Welcome to our site! Electro Tech is an online community (with over 170,000 members) who enjoy talking about and building electronic circuits, projects and gadgets. To participate you need to register. Registration is free. Click here to register now.
The DC level in an AC signal is just a DC level added to an AC signal, typically a sine wave.
Clamping circuits very often use a diode to clamp the positive or negative, or both, excursions of an AC signal to a particular voltage level.
A capacitor and a diode can be used to to clamp the positive or negative excursion of an AC signal to a particular voltage. This will add a DC offset to the signal, as shown in the schematic below.
In the schematic below the top circuit is a positive clamp and the bottom circuit is a negative clamp.
Assume a 10V peak to peak sine wave input with no DC offset, so the input sine wave positive peak is 5V and the negative peak is -5V. Also assume that the clamp voltage is 0V in each circuit.
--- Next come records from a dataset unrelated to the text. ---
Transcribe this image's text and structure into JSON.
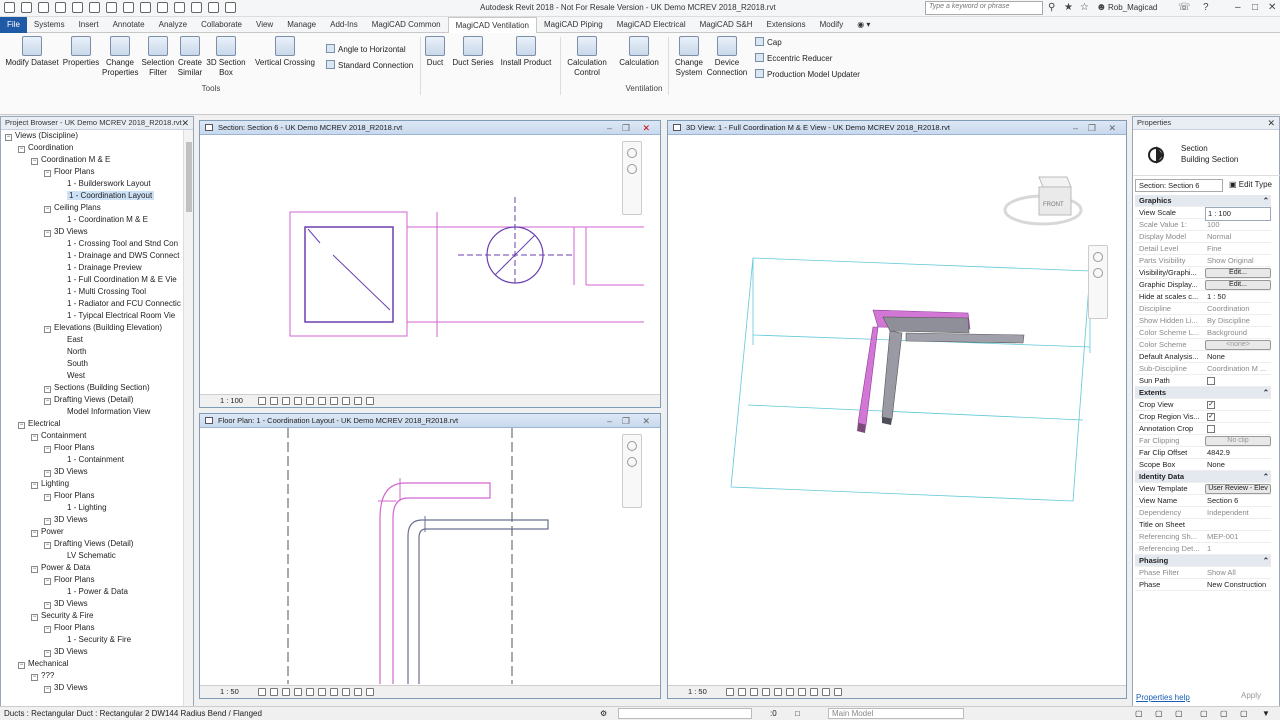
{
  "app": {
    "title": "Autodesk Revit 2018 - Not For Resale Version -    UK Demo MCREV 2018_R2018.rvt"
  },
  "search": {
    "placeholder": "Type a keyword or phrase"
  },
  "user": {
    "name": "Rob_Magicad"
  },
  "menu_tabs": [
    "File",
    "Systems",
    "Insert",
    "Annotate",
    "Analyze",
    "Collaborate",
    "View",
    "Manage",
    "Add-Ins",
    "MagiCAD Common",
    "MagiCAD Ventilation",
    "MagiCAD Piping",
    "MagiCAD Electrical",
    "MagiCAD S&H",
    "Extensions",
    "Modify"
  ],
  "ribbon": {
    "buttons": [
      "Modify Dataset",
      "Properties",
      "Change Properties",
      "Selection Filter",
      "Create Similar",
      "3D Section Box",
      "Vertical Crossing",
      "Duct",
      "Duct Series",
      "Install Product",
      "Calculation Control",
      "Calculation",
      "Change System",
      "Device Connection"
    ],
    "small": [
      "Angle to Horizontal",
      "Standard Connection",
      "Cap",
      "Eccentric Reducer",
      "Production Model Updater"
    ],
    "groups": [
      "Tools",
      "Ventilation"
    ]
  },
  "project_browser": {
    "title": "Project Browser - UK Demo MCREV 2018_R2018.rvt",
    "rows": [
      "Views (Discipline)",
      "Coordination",
      "Coordination M & E",
      "Floor Plans",
      "1 - Builderswork Layout",
      "1 - Coordination Layout",
      "Ceiling Plans",
      "1 - Coordination M & E",
      "3D Views",
      "1 - Crossing Tool and Stnd Con",
      "1 - Drainage and DWS Connect",
      "1 - Drainage Preview",
      "1 - Full Coordination M & E Vie",
      "1 - Multi Crossing Tool",
      "1 - Radiator and FCU Connectic",
      "1 - Tyipcal Electrical Room Vie",
      "Elevations (Building Elevation)",
      "East",
      "North",
      "South",
      "West",
      "Sections (Building Section)",
      "Drafting Views (Detail)",
      "Model Information View",
      "Electrical",
      "Containment",
      "Floor Plans",
      "1 - Containment",
      "3D Views",
      "Lighting",
      "Floor Plans",
      "1 - Lighting",
      "3D Views",
      "Power",
      "Drafting Views (Detail)",
      "LV Schematic",
      "Power & Data",
      "Floor Plans",
      "1 - Power & Data",
      "3D Views",
      "Security & Fire",
      "Floor Plans",
      "1 - Security & Fire",
      "3D Views",
      "Mechanical",
      "???",
      "3D Views"
    ]
  },
  "views": {
    "section": {
      "title": "Section: Section 6 - UK Demo MCREV 2018_R2018.rvt",
      "scale": "1 : 100"
    },
    "floor": {
      "title": "Floor Plan: 1 - Coordination Layout - UK Demo MCREV 2018_R2018.rvt",
      "scale": "1 : 50"
    },
    "three_d": {
      "title": "3D View: 1 - Full Coordination M & E View - UK Demo MCREV 2018_R2018.rvt",
      "scale": "1 : 50",
      "viewcube_face": "FRONT"
    }
  },
  "properties": {
    "title": "Properties",
    "type_line1": "Section",
    "type_line2": "Building Section",
    "filter": "Section: Section 6",
    "edit_type": "Edit Type",
    "rows": [
      {
        "k": "Graphics",
        "v": "",
        "sec": true
      },
      {
        "k": "View Scale",
        "v": "1 : 100",
        "box": true
      },
      {
        "k": "Scale Value    1:",
        "v": "100",
        "dim": true
      },
      {
        "k": "Display Model",
        "v": "Normal",
        "dim": true
      },
      {
        "k": "Detail Level",
        "v": "Fine",
        "dim": true
      },
      {
        "k": "Parts Visibility",
        "v": "Show Original",
        "dim": true
      },
      {
        "k": "Visibility/Graphi...",
        "v": "Edit...",
        "btn": true
      },
      {
        "k": "Graphic Display...",
        "v": "Edit...",
        "btn": true
      },
      {
        "k": "Hide at scales c...",
        "v": "1 : 50"
      },
      {
        "k": "Discipline",
        "v": "Coordination",
        "dim": true
      },
      {
        "k": "Show Hidden Li...",
        "v": "By Discipline",
        "dim": true
      },
      {
        "k": "Color Scheme L...",
        "v": "Background",
        "dim": true
      },
      {
        "k": "Color Scheme",
        "v": "<none>",
        "btn": true,
        "dimb": true,
        "dim": true
      },
      {
        "k": "Default Analysis...",
        "v": "None"
      },
      {
        "k": "Sub-Discipline",
        "v": "Coordination M ...",
        "dim": true
      },
      {
        "k": "Sun Path",
        "v": "",
        "chk": true,
        "checked": false
      },
      {
        "k": "Extents",
        "v": "",
        "sec": true
      },
      {
        "k": "Crop View",
        "v": "",
        "chk": true,
        "checked": true
      },
      {
        "k": "Crop Region Vis...",
        "v": "",
        "chk": true,
        "checked": true
      },
      {
        "k": "Annotation Crop",
        "v": "",
        "chk": true,
        "checked": false
      },
      {
        "k": "Far Clipping",
        "v": "No clip",
        "btn": true,
        "dimb": true,
        "dim": true
      },
      {
        "k": "Far Clip Offset",
        "v": "4842.9"
      },
      {
        "k": "Scope Box",
        "v": "None"
      },
      {
        "k": "Identity Data",
        "v": "",
        "sec": true
      },
      {
        "k": "View Template",
        "v": "User Review - Elev",
        "btn": true
      },
      {
        "k": "View Name",
        "v": "Section 6"
      },
      {
        "k": "Dependency",
        "v": "Independent",
        "dim": true
      },
      {
        "k": "Title on Sheet",
        "v": ""
      },
      {
        "k": "Referencing Sh...",
        "v": "MEP-001",
        "dim": true
      },
      {
        "k": "Referencing Det...",
        "v": "1",
        "dim": true
      },
      {
        "k": "Phasing",
        "v": "",
        "sec": true
      },
      {
        "k": "Phase Filter",
        "v": "Show All",
        "dim": true
      },
      {
        "k": "Phase",
        "v": "New Construction"
      }
    ],
    "help": "Properties help",
    "apply": "Apply"
  },
  "status": {
    "text": "Ducts : Rectangular Duct : Rectangular 2 DW144 Radius Bend / Flanged",
    "zero": ":0",
    "model": "Main Model"
  }
}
Assume that the diodes are perfect and have no forward voltage drop:
(1) In the positive clamp circuit the diode will stop the output sine wave from ever going more positive than 0V. Thus the output sine wave positive peak will be 0V and the negative peak will be -10V.
(2) In the negative clamp circuit the diode will stop the output sine wave from ever going more negative than 0V. Thus the output sine wave negative peak will be 0V and the positive peak will be 10V.
On the other hand, if you passed an AC signal with a DC offset (positive or negative) through a capacitor, the AC signal would appear at the other side of the capacitor without a DC offset.